* TASK OBJECTIVE *
In which lines of the data does the string "kind" appear? Copy every one.

(Element data from apps and pages)
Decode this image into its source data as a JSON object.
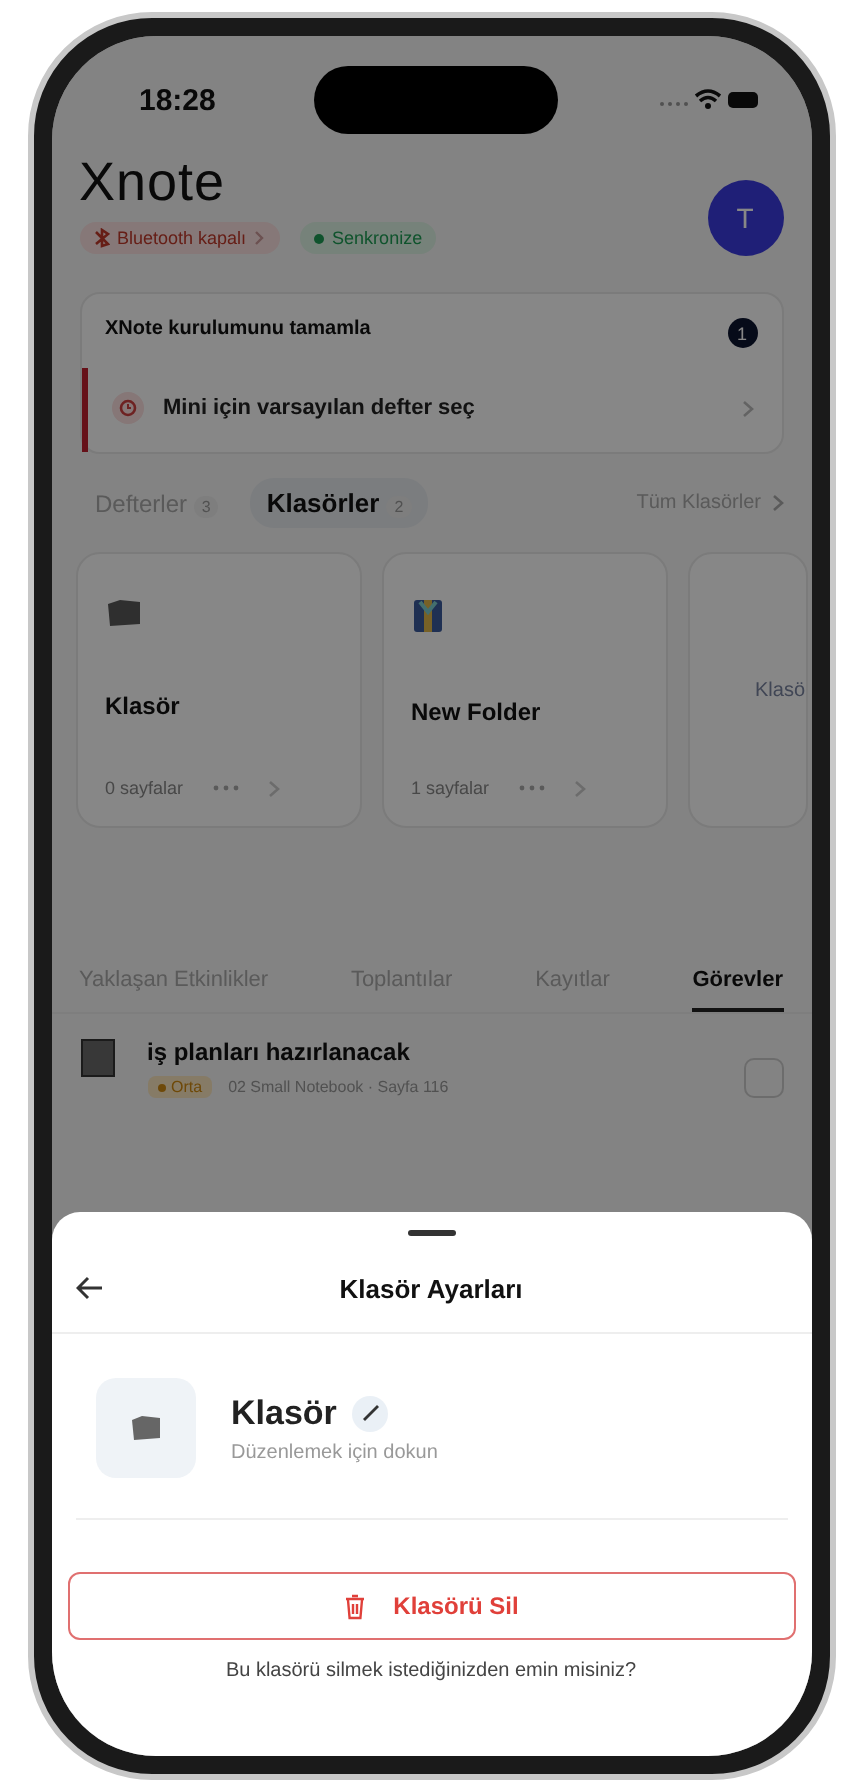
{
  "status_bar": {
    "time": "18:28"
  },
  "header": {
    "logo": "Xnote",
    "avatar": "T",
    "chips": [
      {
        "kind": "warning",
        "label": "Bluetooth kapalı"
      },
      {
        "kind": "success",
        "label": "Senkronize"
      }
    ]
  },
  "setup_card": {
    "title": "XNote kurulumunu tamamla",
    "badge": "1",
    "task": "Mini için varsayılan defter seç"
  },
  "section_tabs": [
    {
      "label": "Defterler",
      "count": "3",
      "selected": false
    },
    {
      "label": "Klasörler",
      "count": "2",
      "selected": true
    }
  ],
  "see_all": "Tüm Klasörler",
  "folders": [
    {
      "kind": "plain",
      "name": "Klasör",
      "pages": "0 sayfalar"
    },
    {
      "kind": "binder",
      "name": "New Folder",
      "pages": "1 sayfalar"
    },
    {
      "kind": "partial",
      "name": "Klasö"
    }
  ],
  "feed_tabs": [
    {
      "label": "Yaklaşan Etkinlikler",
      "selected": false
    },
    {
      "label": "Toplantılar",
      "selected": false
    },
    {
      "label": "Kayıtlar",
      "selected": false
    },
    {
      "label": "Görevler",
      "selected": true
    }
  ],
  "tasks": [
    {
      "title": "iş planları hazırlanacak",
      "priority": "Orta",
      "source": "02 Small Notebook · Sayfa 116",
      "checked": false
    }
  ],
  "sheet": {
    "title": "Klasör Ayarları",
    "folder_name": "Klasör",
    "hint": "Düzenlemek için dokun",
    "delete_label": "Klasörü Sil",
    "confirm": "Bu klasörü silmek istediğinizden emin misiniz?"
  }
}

* SOLUTION TO THIS PROBLEM *
        "kind": "warning",
        "kind": "success",
      "kind": "plain",
      "kind": "binder",
      "kind": "partial",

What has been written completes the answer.